_Directions for this task_
All of the records need to be retyped exactly, with no line dropped.

-------

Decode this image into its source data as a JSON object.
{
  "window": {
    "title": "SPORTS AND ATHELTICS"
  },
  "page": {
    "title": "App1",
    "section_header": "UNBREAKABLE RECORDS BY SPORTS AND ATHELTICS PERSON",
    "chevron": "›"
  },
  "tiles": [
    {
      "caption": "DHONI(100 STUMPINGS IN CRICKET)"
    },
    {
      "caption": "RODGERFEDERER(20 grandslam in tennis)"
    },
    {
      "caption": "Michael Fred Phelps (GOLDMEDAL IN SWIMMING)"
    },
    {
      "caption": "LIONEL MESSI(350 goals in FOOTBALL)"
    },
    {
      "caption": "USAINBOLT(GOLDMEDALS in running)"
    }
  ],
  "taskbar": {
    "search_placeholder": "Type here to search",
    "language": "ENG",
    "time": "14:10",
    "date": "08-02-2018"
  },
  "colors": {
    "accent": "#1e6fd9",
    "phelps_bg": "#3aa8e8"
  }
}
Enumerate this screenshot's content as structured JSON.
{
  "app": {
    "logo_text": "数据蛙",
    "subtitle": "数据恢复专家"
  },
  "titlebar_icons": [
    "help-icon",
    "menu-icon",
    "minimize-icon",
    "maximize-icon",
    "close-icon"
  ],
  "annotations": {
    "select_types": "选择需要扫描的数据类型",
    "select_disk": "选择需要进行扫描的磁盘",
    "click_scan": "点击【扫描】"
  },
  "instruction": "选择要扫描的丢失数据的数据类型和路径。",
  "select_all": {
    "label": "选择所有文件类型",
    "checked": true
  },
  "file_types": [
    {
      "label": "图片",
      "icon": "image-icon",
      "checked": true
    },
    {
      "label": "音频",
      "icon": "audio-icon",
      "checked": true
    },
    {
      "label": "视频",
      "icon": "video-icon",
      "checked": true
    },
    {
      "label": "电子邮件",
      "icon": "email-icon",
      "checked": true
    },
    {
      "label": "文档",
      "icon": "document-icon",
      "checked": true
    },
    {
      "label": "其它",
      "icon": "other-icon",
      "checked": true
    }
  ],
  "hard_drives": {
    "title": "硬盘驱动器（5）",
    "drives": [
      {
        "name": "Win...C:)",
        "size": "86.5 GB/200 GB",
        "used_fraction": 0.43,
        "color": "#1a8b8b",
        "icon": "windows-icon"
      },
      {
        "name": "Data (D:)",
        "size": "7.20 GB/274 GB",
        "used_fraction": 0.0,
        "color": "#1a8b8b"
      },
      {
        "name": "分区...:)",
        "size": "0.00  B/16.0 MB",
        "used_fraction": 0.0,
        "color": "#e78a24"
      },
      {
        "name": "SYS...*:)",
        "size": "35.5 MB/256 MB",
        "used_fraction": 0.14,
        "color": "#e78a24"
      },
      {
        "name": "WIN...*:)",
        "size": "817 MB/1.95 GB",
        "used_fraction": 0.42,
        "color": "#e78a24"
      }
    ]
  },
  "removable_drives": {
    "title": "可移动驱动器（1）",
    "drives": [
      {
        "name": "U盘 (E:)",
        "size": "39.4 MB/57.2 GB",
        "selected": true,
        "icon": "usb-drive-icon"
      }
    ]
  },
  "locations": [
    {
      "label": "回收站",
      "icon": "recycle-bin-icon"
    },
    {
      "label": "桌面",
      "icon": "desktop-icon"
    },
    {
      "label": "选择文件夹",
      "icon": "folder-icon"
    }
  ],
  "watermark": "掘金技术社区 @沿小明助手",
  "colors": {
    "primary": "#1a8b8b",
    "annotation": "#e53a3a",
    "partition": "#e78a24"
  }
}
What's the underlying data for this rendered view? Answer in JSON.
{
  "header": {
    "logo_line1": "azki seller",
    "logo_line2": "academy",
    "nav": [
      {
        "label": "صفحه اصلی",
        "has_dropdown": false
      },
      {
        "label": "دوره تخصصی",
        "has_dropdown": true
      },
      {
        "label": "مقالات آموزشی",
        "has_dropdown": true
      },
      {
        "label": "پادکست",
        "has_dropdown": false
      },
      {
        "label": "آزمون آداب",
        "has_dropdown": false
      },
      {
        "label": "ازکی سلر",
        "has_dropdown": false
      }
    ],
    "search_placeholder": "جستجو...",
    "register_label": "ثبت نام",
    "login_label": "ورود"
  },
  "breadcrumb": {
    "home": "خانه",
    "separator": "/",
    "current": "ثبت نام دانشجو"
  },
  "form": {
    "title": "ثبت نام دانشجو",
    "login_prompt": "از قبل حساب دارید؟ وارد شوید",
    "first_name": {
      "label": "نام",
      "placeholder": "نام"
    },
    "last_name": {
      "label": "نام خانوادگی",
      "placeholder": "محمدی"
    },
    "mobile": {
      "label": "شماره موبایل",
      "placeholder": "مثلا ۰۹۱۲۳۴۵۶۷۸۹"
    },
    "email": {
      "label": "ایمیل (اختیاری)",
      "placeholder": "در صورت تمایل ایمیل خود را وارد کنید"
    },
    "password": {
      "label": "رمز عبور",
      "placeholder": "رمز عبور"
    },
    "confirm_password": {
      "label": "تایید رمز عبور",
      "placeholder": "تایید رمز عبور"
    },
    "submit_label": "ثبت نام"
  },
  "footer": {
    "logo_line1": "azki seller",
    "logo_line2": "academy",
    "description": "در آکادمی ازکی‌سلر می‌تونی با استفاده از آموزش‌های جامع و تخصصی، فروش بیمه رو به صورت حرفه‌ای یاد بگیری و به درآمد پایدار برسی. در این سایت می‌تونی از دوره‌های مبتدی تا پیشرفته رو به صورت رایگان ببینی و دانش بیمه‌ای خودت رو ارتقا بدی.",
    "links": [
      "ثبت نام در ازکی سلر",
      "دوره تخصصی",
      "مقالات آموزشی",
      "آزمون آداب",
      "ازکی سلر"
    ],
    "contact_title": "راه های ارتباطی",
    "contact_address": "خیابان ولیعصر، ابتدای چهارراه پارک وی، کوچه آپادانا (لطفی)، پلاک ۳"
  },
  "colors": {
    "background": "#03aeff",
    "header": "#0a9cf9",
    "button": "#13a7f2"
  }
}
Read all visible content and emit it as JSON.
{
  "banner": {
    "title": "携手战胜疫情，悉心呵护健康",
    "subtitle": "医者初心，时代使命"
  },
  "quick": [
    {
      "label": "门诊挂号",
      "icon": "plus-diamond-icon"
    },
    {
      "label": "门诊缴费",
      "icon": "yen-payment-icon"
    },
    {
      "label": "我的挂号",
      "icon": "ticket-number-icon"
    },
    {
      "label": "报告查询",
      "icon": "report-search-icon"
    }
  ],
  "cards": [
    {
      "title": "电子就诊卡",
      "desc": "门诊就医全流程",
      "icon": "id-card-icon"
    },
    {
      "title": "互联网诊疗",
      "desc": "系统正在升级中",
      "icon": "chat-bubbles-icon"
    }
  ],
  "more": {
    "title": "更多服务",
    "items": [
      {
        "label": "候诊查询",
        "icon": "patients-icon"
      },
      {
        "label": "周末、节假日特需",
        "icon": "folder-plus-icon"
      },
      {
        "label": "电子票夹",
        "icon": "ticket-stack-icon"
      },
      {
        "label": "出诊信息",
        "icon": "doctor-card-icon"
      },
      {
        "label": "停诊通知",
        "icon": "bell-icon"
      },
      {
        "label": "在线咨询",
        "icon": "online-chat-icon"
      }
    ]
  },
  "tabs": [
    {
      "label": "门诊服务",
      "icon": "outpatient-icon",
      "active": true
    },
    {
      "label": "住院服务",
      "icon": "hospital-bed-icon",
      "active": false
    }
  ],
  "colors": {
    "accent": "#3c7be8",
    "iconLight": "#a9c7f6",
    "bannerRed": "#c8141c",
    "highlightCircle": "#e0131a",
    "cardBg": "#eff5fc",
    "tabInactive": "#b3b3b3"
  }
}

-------

_Expected output_
Decode this image into its source data as a JSON object.
{
  "window": {
    "title": "SPORTS AND ATHELTICS"
  },
  "page": {
    "title": "App1",
    "section_header": "UNBREAKABLE RECORDS BY SPORTS AND ATHELTICS PERSON",
    "chevron": "›"
  },
  "tiles": [
    {
      "caption": "DHONI(100 STUMPINGS IN CRICKET)"
    },
    {
      "caption": "RODGERFEDERER(20 grandslam in tennis)"
    },
    {
      "caption": "Michael Fred Phelps (GOLDMEDAL IN SWIMMING)"
    },
    {
      "caption": "LIONEL MESSI(350 goals in FOOTBALL)"
    },
    {
      "caption": "USAINBOLT(GOLDMEDALS in running)"
    }
  ],
  "taskbar": {
    "search_placeholder": "Type here to search",
    "language": "ENG",
    "time": "14:10",
    "date": "08-02-2018"
  },
  "colors": {
    "accent": "#1e6fd9",
    "phelps_bg": "#3aa8e8"
  }
}
Enumerate this screenshot's content as structured JSON.
{
  "app": {
    "logo_text": "数据蛙",
    "subtitle": "数据恢复专家"
  },
  "titlebar_icons": [
    "help-icon",
    "menu-icon",
    "minimize-icon",
    "maximize-icon",
    "close-icon"
  ],
  "annotations": {
    "select_types": "选择需要扫描的数据类型",
    "select_disk": "选择需要进行扫描的磁盘",
    "click_scan": "点击【扫描】"
  },
  "instruction": "选择要扫描的丢失数据的数据类型和路径。",
  "select_all": {
    "label": "选择所有文件类型",
    "checked": true
  },
  "file_types": [
    {
      "label": "图片",
      "icon": "image-icon",
      "checked": true
    },
    {
      "label": "音频",
      "icon": "audio-icon",
      "checked": true
    },
    {
      "label": "视频",
      "icon": "video-icon",
      "checked": true
    },
    {
      "label": "电子邮件",
      "icon": "email-icon",
      "checked": true
    },
    {
      "label": "文档",
      "icon": "document-icon",
      "checked": true
    },
    {
      "label": "其它",
      "icon": "other-icon",
      "checked": true
    }
  ],
  "hard_drives": {
    "title": "硬盘驱动器（5）",
    "drives": [
      {
        "name": "Win...C:)",
        "size": "86.5 GB/200 GB",
        "used_fraction": 0.43,
        "color": "#1a8b8b",
        "icon": "windows-icon"
      },
      {
        "name": "Data (D:)",
        "size": "7.20 GB/274 GB",
        "used_fraction": 0.0,
        "color": "#1a8b8b"
      },
      {
        "name": "分区...:)",
        "size": "0.00  B/16.0 MB",
        "used_fraction": 0.0,
        "color": "#e78a24"
      },
      {
        "name": "SYS...*:)",
        "size": "35.5 MB/256 MB",
        "used_fraction": 0.14,
        "color": "#e78a24"
      },
      {
        "name": "WIN...*:)",
        "size": "817 MB/1.95 GB",
        "used_fraction": 0.42,
        "color": "#e78a24"
      }
    ]
  },
  "removable_drives": {
    "title": "可移动驱动器（1）",
    "drives": [
      {
        "name": "U盘 (E:)",
        "size": "39.4 MB/57.2 GB",
        "selected": true,
        "icon": "usb-drive-icon"
      }
    ]
  },
  "locations": [
    {
      "label": "回收站",
      "icon": "recycle-bin-icon"
    },
    {
      "label": "桌面",
      "icon": "desktop-icon"
    },
    {
      "label": "选择文件夹",
      "icon": "folder-icon"
    }
  ],
  "watermark": "掘金技术社区 @沿小明助手",
  "colors": {
    "primary": "#1a8b8b",
    "annotation": "#e53a3a",
    "partition": "#e78a24"
  }
}
What's the underlying data for this rendered view? Answer in JSON.
{
  "header": {
    "logo_line1": "azki seller",
    "logo_line2": "academy",
    "nav": [
      {
        "label": "صفحه اصلی",
        "has_dropdown": false
      },
      {
        "label": "دوره تخصصی",
        "has_dropdown": true
      },
      {
        "label": "مقالات آموزشی",
        "has_dropdown": true
      },
      {
        "label": "پادکست",
        "has_dropdown": false
      },
      {
        "label": "آزمون آداب",
        "has_dropdown": false
      },
      {
        "label": "ازکی سلر",
        "has_dropdown": false
      }
    ],
    "search_placeholder": "جستجو...",
    "register_label": "ثبت نام",
    "login_label": "ورود"
  },
  "breadcrumb": {
    "home": "خانه",
    "separator": "/",
    "current": "ثبت نام دانشجو"
  },
  "form": {
    "title": "ثبت نام دانشجو",
    "login_prompt": "از قبل حساب دارید؟ وارد شوید",
    "first_name": {
      "label": "نام",
      "placeholder": "نام"
    },
    "last_name": {
      "label": "نام خانوادگی",
      "placeholder": "محمدی"
    },
    "mobile": {
      "label": "شماره موبایل",
      "placeholder": "مثلا ۰۹۱۲۳۴۵۶۷۸۹"
    },
    "email": {
      "label": "ایمیل (اختیاری)",
      "placeholder": "در صورت تمایل ایمیل خود را وارد کنید"
    },
    "password": {
      "label": "رمز عبور",
      "placeholder": "رمز عبور"
    },
    "confirm_password": {
      "label": "تایید رمز عبور",
      "placeholder": "تایید رمز عبور"
    },
    "submit_label": "ثبت نام"
  },
  "footer": {
    "logo_line1": "azki seller",
    "logo_line2": "academy",
    "description": "در آکادمی ازکی‌سلر می‌تونی با استفاده از آموزش‌های جامع و تخصصی، فروش بیمه رو به صورت حرفه‌ای یاد بگیری و به درآمد پایدار برسی. در این سایت می‌تونی از دوره‌های مبتدی تا پیشرفته رو به صورت رایگان ببینی و دانش بیمه‌ای خودت رو ارتقا بدی.",
    "links": [
      "ثبت نام در ازکی سلر",
      "دوره تخصصی",
      "مقالات آموزشی",
      "آزمون آداب",
      "ازکی سلر"
    ],
    "contact_title": "راه های ارتباطی",
    "contact_address": "خیابان ولیعصر، ابتدای چهارراه پارک وی، کوچه آپادانا (لطفی)، پلاک ۳"
  },
  "colors": {
    "background": "#03aeff",
    "header": "#0a9cf9",
    "button": "#13a7f2"
  }
}
Read all visible content and emit it as JSON.
{
  "banner": {
    "title": "携手战胜疫情，悉心呵护健康",
    "subtitle": "医者初心，时代使命"
  },
  "quick": [
    {
      "label": "门诊挂号",
      "icon": "plus-diamond-icon"
    },
    {
      "label": "门诊缴费",
      "icon": "yen-payment-icon"
    },
    {
      "label": "我的挂号",
      "icon": "ticket-number-icon"
    },
    {
      "label": "报告查询",
      "icon": "report-search-icon"
    }
  ],
  "cards": [
    {
      "title": "电子就诊卡",
      "desc": "门诊就医全流程",
      "icon": "id-card-icon"
    },
    {
      "title": "互联网诊疗",
      "desc": "系统正在升级中",
      "icon": "chat-bubbles-icon"
    }
  ],
  "more": {
    "title": "更多服务",
    "items": [
      {
        "label": "候诊查询",
        "icon": "patients-icon"
      },
      {
        "label": "周末、节假日特需",
        "icon": "folder-plus-icon"
      },
      {
        "label": "电子票夹",
        "icon": "ticket-stack-icon"
      },
      {
        "label": "出诊信息",
        "icon": "doctor-card-icon"
      },
      {
        "label": "停诊通知",
        "icon": "bell-icon"
      },
      {
        "label": "在线咨询",
        "icon": "online-chat-icon"
      }
    ]
  },
  "tabs": [
    {
      "label": "门诊服务",
      "icon": "outpatient-icon",
      "active": true
    },
    {
      "label": "住院服务",
      "icon": "hospital-bed-icon",
      "active": false
    }
  ],
  "colors": {
    "accent": "#3c7be8",
    "iconLight": "#a9c7f6",
    "bannerRed": "#c8141c",
    "highlightCircle": "#e0131a",
    "cardBg": "#eff5fc",
    "tabInactive": "#b3b3b3"
  }
}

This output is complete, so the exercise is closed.